> **WORK INSTRUCTIONS**:
If a line below contains the string "title", return that line.

> **App and web page records**:
......

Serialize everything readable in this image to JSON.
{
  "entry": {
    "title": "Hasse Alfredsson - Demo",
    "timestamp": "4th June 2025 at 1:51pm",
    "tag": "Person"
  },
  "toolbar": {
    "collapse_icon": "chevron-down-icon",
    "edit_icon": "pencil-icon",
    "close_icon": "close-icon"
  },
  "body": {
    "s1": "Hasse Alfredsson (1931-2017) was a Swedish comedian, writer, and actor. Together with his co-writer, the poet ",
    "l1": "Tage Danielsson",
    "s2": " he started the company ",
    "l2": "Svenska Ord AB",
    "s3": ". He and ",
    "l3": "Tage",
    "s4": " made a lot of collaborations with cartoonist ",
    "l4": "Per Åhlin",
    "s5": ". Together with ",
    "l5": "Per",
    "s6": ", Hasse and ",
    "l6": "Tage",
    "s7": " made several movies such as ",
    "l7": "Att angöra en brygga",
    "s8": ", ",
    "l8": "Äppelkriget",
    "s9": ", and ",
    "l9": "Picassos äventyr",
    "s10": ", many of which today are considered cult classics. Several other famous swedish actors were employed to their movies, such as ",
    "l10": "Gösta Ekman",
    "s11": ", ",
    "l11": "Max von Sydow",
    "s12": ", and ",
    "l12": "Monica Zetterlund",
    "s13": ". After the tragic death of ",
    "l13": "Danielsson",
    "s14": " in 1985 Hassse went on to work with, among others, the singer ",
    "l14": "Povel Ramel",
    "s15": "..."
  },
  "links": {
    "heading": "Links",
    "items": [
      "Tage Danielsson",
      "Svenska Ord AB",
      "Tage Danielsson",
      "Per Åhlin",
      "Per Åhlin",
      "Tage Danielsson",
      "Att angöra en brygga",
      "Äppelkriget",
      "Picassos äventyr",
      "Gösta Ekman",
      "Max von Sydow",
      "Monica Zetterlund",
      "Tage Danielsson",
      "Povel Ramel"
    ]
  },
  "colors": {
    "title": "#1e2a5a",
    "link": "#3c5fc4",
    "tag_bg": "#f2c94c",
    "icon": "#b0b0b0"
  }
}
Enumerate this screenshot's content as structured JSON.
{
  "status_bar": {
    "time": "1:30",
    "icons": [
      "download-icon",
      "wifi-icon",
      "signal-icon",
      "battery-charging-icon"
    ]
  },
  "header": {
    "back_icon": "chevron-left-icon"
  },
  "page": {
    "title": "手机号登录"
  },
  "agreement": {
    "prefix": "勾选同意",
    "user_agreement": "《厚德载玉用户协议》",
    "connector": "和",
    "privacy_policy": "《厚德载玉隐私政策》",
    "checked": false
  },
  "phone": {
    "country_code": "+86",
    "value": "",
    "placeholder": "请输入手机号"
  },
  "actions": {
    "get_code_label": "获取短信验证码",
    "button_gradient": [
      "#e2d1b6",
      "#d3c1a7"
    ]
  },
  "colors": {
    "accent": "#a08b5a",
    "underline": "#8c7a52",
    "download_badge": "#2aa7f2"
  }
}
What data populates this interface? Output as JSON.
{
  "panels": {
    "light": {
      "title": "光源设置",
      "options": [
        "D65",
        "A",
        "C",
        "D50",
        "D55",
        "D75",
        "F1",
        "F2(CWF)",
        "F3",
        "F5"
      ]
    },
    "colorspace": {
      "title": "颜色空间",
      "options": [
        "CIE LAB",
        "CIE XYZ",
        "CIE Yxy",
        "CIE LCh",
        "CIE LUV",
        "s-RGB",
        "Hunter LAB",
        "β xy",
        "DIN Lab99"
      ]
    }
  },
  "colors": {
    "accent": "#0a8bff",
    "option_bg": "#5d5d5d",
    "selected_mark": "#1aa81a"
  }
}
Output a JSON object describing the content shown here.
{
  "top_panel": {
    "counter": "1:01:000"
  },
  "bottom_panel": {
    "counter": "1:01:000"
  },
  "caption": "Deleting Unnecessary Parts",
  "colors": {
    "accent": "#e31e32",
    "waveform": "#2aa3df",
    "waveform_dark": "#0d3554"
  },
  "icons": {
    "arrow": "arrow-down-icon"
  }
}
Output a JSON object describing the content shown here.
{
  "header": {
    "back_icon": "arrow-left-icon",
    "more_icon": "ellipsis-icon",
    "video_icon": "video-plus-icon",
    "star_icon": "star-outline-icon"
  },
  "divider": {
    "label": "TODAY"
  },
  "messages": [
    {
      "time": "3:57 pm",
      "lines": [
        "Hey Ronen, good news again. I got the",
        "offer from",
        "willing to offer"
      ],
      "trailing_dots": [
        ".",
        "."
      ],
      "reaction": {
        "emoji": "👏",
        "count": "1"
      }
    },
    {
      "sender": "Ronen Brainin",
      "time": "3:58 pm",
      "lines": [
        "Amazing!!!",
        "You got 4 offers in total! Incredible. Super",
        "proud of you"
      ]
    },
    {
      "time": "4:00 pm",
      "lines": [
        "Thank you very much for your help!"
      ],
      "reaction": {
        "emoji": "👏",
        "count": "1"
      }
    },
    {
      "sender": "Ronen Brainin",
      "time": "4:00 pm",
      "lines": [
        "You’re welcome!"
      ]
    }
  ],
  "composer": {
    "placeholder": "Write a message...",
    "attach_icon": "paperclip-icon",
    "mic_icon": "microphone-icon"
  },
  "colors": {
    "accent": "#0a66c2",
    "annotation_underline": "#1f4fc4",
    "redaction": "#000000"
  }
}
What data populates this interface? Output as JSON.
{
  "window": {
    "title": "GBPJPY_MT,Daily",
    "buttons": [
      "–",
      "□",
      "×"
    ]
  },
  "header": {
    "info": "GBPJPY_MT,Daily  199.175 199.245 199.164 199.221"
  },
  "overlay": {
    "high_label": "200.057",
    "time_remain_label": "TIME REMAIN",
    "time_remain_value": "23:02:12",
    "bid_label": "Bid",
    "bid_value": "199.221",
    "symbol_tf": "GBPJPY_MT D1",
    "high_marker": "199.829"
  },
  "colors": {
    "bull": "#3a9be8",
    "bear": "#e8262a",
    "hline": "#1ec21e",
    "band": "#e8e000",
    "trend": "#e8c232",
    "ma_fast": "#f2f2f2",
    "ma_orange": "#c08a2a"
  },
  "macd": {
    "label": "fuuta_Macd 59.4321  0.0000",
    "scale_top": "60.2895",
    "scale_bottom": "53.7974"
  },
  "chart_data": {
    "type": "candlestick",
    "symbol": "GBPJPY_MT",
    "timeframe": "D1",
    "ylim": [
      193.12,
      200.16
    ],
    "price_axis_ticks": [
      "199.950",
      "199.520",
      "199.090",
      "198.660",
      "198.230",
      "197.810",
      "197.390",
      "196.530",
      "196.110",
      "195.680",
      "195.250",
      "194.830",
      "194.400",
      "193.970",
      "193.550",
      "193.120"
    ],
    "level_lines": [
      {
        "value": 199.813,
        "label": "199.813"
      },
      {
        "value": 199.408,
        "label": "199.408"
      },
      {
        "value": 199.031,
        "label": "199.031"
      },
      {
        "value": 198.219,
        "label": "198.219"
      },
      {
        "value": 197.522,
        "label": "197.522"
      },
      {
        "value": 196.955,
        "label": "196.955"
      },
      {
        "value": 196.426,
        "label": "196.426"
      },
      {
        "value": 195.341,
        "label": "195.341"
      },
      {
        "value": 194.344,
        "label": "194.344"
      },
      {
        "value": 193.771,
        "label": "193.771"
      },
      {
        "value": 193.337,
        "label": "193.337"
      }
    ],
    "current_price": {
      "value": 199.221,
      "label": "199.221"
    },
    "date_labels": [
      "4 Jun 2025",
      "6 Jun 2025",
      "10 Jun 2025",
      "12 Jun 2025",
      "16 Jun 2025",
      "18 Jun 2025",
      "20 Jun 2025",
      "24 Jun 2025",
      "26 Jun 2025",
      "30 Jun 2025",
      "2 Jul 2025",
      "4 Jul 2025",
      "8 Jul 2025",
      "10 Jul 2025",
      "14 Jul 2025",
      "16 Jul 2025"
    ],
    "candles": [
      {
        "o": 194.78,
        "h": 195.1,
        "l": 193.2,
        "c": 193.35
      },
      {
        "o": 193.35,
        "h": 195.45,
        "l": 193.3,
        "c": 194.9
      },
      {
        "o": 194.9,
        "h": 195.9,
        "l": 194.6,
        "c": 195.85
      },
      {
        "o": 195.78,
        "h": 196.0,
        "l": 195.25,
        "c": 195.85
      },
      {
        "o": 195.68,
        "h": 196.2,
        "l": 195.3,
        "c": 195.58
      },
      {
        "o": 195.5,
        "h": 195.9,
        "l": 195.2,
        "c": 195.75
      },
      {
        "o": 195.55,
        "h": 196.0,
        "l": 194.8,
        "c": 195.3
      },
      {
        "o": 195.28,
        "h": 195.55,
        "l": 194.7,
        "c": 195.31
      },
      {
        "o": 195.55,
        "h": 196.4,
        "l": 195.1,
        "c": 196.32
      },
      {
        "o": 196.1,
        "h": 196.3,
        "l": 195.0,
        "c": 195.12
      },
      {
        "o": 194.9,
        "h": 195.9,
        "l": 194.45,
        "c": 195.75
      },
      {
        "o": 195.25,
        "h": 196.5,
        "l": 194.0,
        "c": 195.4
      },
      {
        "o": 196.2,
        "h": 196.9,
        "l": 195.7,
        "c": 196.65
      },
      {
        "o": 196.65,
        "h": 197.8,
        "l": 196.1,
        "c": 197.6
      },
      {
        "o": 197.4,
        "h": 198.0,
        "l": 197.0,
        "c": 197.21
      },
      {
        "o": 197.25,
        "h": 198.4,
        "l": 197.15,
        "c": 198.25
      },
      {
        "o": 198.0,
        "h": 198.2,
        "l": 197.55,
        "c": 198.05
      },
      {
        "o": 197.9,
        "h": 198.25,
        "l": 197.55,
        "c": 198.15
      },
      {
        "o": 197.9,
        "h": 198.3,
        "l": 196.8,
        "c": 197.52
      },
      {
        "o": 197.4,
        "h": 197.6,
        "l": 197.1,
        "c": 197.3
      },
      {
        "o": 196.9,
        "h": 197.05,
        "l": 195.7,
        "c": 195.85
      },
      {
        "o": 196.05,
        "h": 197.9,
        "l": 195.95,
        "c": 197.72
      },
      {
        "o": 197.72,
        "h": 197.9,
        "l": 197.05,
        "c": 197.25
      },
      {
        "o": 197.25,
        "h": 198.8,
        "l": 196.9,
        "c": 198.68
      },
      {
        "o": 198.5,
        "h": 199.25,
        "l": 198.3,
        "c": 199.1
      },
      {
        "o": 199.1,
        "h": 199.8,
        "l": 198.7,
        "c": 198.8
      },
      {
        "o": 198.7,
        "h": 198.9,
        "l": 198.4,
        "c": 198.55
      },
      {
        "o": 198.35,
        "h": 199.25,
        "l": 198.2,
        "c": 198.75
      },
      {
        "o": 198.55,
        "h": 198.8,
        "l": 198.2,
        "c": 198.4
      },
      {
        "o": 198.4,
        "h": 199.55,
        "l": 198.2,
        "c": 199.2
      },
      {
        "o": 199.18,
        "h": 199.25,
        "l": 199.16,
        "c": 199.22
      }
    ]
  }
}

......

> **RESPONSE TO THIS EXERCISE**:
    "title": "Hasse Alfredsson - Demo",
    "title": "#1e2a5a",
    "title": "手机号登录"
      "title": "光源设置",
      "title": "颜色空间",
    "title": "GBPJPY_MT,Daily",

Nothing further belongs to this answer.